Cosmopolitan Club v. Virginia - 208 U.S. 378 (1908)
U.S. Supreme Court
Cosmopolitan Club v. Virginia, 208 U.S. 378 (1908)
Cosmopolitan Club v. Virginia
Argued January 23, 1908
Decided February 24, 1908
208 U.S. 378
The charter of a private corporation may be forfeited or annulled for the misuse of it corporate privilege and franchise, and its forfeiture or annulment, by appropriate judicial proceeding, for such a reason would not impair the obligation of the contract, if any, arising between the state and the corporation out of the mere granting of the charter.

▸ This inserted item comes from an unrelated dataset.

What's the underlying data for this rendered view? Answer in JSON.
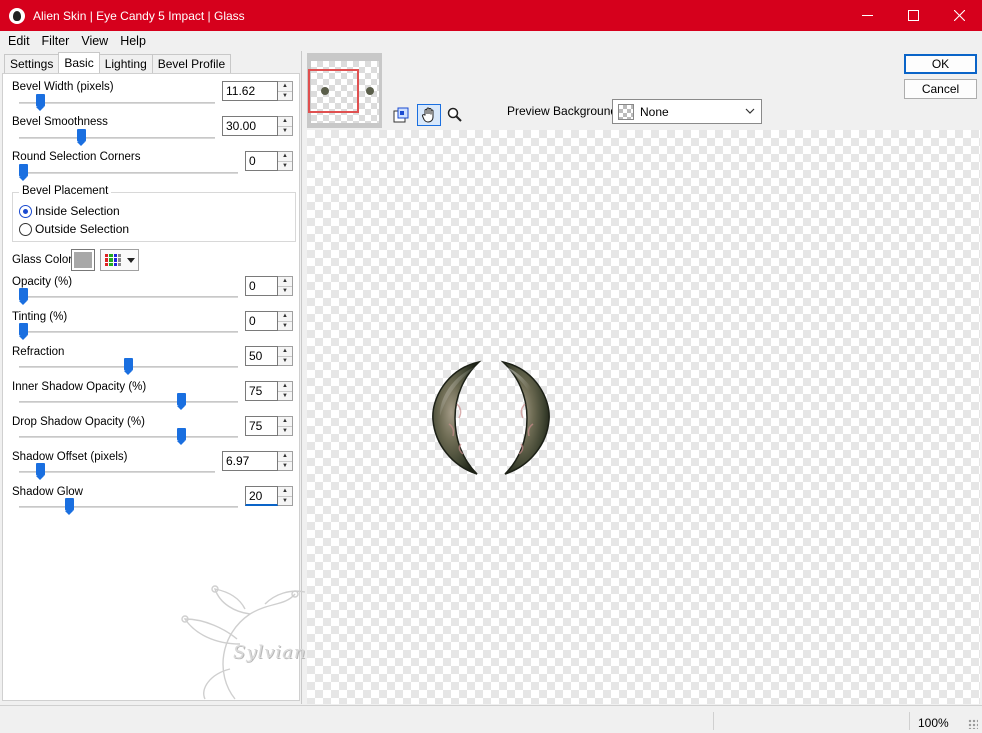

The charter granted to a club, held, in this case, not to amount to such a contract
that the club could disregard the valid laws subsequently enacted by the state regulating the sale of liquor.
The judgment of a court of competent jurisdiction of Virginia, made after a hearing, that a corporation of that state had violated the liquor laws of the state and that, in pursuance of statutory provisions, the charter rights and franchises of the club ceased without further proceedings held in this case not to have violated any right belonging to the club under the contract or due process clauses of the Constitution of the United States.
The facts are stated in the opinion.